[WHAT TO PRODUCE] The data below should be copied over with complete accuracy.

(Web page and app entries)
== Segment start ==
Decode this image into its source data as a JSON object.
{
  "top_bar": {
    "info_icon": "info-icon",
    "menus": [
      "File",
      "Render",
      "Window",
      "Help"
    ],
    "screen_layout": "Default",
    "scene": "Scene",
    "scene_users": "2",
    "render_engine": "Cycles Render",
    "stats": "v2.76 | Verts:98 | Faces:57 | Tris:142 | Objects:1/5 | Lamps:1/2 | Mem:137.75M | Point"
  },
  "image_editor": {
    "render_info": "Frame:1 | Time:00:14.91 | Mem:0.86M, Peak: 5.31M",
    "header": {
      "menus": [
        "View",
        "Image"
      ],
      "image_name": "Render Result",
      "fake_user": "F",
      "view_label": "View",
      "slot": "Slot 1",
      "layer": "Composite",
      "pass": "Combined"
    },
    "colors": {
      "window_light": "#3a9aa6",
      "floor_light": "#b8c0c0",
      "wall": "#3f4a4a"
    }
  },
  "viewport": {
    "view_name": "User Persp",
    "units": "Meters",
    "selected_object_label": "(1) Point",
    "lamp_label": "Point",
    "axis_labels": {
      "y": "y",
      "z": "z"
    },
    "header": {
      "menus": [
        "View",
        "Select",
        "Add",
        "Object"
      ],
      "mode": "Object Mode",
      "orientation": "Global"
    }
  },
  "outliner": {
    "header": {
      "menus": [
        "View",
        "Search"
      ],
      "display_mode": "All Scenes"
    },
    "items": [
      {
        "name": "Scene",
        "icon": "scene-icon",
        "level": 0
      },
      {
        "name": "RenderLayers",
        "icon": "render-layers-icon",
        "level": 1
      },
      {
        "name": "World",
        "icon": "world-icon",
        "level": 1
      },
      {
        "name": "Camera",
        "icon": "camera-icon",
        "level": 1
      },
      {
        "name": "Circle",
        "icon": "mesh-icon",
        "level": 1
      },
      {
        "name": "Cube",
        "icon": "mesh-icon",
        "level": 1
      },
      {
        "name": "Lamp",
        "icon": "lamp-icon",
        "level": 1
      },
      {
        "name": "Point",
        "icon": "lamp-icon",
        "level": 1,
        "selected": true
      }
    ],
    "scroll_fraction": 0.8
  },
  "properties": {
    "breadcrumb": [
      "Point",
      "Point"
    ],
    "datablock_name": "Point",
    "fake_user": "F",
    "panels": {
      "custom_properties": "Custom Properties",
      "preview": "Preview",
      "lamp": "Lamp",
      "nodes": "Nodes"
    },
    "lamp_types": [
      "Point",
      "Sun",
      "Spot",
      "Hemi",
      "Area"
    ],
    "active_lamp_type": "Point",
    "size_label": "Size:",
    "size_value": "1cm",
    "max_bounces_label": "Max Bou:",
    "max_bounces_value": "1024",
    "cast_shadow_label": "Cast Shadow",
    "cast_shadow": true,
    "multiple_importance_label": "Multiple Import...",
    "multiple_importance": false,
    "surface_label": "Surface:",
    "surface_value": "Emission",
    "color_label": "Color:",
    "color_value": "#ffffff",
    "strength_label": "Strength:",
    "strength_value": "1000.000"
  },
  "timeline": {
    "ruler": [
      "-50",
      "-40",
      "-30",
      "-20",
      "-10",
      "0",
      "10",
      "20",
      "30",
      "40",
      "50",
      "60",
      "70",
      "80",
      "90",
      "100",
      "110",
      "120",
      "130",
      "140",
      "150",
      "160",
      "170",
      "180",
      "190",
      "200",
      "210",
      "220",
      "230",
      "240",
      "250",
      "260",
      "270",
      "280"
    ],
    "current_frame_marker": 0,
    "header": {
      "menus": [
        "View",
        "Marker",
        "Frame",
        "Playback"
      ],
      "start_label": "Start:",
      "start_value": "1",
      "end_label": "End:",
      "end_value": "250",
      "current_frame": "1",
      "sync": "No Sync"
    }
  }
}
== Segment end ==
[OUTPUT]
Decode this image into its source data as a JSON object.
{
  "top_bar": {
    "info_icon": "info-icon",
    "menus": [
      "File",
      "Render",
      "Window",
      "Help"
    ],
    "screen_layout": "Default",
    "scene": "Scene",
    "scene_users": "2",
    "render_engine": "Cycles Render",
    "stats": "v2.76 | Verts:98 | Faces:57 | Tris:142 | Objects:1/5 | Lamps:1/2 | Mem:137.75M | Point"
  },
  "image_editor": {
    "render_info": "Frame:1 | Time:00:14.91 | Mem:0.86M, Peak: 5.31M",
    "header": {
      "menus": [
        "View",
        "Image"
      ],
      "image_name": "Render Result",
      "fake_user": "F",
      "view_label": "View",
      "slot": "Slot 1",
      "layer": "Composite",
      "pass": "Combined"
    },
    "colors": {
      "window_light": "#3a9aa6",
      "floor_light": "#b8c0c0",
      "wall": "#3f4a4a"
    }
  },
  "viewport": {
    "view_name": "User Persp",
    "units": "Meters",
    "selected_object_label": "(1) Point",
    "lamp_label": "Point",
    "axis_labels": {
      "y": "y",
      "z": "z"
    },
    "header": {
      "menus": [
        "View",
        "Select",
        "Add",
        "Object"
      ],
      "mode": "Object Mode",
      "orientation": "Global"
    }
  },
  "outliner": {
    "header": {
      "menus": [
        "View",
        "Search"
      ],
      "display_mode": "All Scenes"
    },
    "items": [
      {
        "name": "Scene",
        "icon": "scene-icon",
        "level": 0
      },
      {
        "name": "RenderLayers",
        "icon": "render-layers-icon",
        "level": 1
      },
      {
        "name": "World",
        "icon": "world-icon",
        "level": 1
      },
      {
        "name": "Camera",
        "icon": "camera-icon",
        "level": 1
      },
      {
        "name": "Circle",
        "icon": "mesh-icon",
        "level": 1
      },
      {
        "name": "Cube",
        "icon": "mesh-icon",
        "level": 1
      },
      {
        "name": "Lamp",
        "icon": "lamp-icon",
        "level": 1
      },
      {
        "name": "Point",
        "icon": "lamp-icon",
        "level": 1,
        "selected": true
      }
    ],
    "scroll_fraction": 0.8
  },
  "properties": {
    "breadcrumb": [
      "Point",
      "Point"
    ],
    "datablock_name": "Point",
    "fake_user": "F",
    "panels": {
      "custom_properties": "Custom Properties",
      "preview": "Preview",
      "lamp": "Lamp",
      "nodes": "Nodes"
    },
    "lamp_types": [
      "Point",
      "Sun",
      "Spot",
      "Hemi",
      "Area"
    ],
    "active_lamp_type": "Point",
    "size_label": "Size:",
    "size_value": "1cm",
    "max_bounces_label": "Max Bou:",
    "max_bounces_value": "1024",
    "cast_shadow_label": "Cast Shadow",
    "cast_shadow": true,
    "multiple_importance_label": "Multiple Import...",
    "multiple_importance": false,
    "surface_label": "Surface:",
    "surface_value": "Emission",
    "color_label": "Color:",
    "color_value": "#ffffff",
    "strength_label": "Strength:",
    "strength_value": "1000.000"
  },
  "timeline": {
    "ruler": [
      "-50",
      "-40",
      "-30",
      "-20",
      "-10",
      "0",
      "10",
      "20",
      "30",
      "40",
      "50",
      "60",
      "70",
      "80",
      "90",
      "100",
      "110",
      "120",
      "130",
      "140",
      "150",
      "160",
      "170",
      "180",
      "190",
      "200",
      "210",
      "220",
      "230",
      "240",
      "250",
      "260",
      "270",
      "280"
    ],
    "current_frame_marker": 0,
    "header": {
      "menus": [
        "View",
        "Marker",
        "Frame",
        "Playback"
      ],
      "start_label": "Start:",
      "start_value": "1",
      "end_label": "End:",
      "end_value": "250",
      "current_frame": "1",
      "sync": "No Sync"
    }
  }
}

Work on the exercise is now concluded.